DrugLib.com — Drug Information Portal

Rx drug information, pharmaceutical research, clinical trials, news, and more



Staphylococcal enterotoxin B causes proliferation of sensory C-fibers and subsequent enhancement of neurogenic inflammation in rat skin.

Author(s): Ohshima M, Miyake M, Takeda M, Kamijima M, Sakamoto T

Affiliation(s): Department of Pediatrics, Nagoya University Graduate School of Medicine, Nagoya, Japan.

Publication date & source: 2011-03-15, J Infect Dis., 203(6):862-9. Epub 2011 Jan 20.

Publication type: Research Support, Non-U.S. Gov't

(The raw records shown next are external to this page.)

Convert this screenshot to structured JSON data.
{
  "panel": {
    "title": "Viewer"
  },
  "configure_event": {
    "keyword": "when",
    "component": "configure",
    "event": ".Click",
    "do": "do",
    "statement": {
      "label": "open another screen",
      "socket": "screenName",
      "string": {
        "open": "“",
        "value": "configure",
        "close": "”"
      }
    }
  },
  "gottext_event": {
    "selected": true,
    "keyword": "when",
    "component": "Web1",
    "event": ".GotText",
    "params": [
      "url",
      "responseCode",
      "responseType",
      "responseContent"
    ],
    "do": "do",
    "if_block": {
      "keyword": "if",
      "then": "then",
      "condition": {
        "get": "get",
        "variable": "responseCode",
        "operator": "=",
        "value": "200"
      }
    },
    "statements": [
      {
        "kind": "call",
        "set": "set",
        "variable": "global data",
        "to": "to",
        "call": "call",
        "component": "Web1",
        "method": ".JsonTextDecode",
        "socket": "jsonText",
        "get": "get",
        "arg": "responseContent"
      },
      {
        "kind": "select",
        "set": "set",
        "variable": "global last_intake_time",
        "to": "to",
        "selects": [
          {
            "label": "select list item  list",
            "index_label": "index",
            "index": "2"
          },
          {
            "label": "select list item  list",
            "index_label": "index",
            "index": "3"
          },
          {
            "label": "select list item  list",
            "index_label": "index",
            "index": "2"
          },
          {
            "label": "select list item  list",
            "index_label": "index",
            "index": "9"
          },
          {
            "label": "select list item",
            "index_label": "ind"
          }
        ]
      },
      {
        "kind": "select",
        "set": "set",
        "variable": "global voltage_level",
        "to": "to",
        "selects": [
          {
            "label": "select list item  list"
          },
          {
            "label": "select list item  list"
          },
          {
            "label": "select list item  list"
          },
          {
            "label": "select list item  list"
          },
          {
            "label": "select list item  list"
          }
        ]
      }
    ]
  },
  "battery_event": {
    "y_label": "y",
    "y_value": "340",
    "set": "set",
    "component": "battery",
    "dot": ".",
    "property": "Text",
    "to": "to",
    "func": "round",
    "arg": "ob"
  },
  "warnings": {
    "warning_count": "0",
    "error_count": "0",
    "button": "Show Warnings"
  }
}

BACKGROUND: Staphylococcal enterotoxin B (SEB) may be associated with the exacerbation of atopic dermatitis. We investigated whether SEB causes proliferation of sensory C-fibers and subsequent enhancement of plasma leakage induced by sensorineural stimulation in rat skin. METHODS: SEB was applied intracutaneously to the abdomen of preweaning and adult rats. Evans blue dye leakage into the skin induced by topical 10% formalin was measured as an index of neurogenic skin vascular permeability. Local expression of substance P, tachykinin NK1 receptors, and nerve growth factor was assessed immunohistochemically. In addition, we assessed the effects of topical tacrolimus on these skin responses induced by SEB. RESULTS: Increased neurogenic skin plasma leakage was seen 7 days after SEB treatment in 2 different age groups. Innervation of substance P-immunoreactive nerves and expression of tachykinin NK1 receptors and nerve growth factor were also promoted by SEB, peaking at 7 days, 7 days, and 56 h after SEB treatment, respectively. Tacrolimus markedly inhibited these skin changes. CONCLUSIONS: SEB increased the innervation of sensory C-fibers and tachykinin NK1 receptors in rat skin, probably because of upregulated production of neurotrophins, including nerve growth factor, leading to enhancement of neurogenic skin inflammation. T cell activation induced by SEB may initiate these changes.

Page last updated: 2011-12-09

-- advertisement -- The American Red Cross
 
Home | About Us | Contact Us | Site usage policy | Privacy policy

All Rights reserved - Copyright DrugLib.com, 2006-2017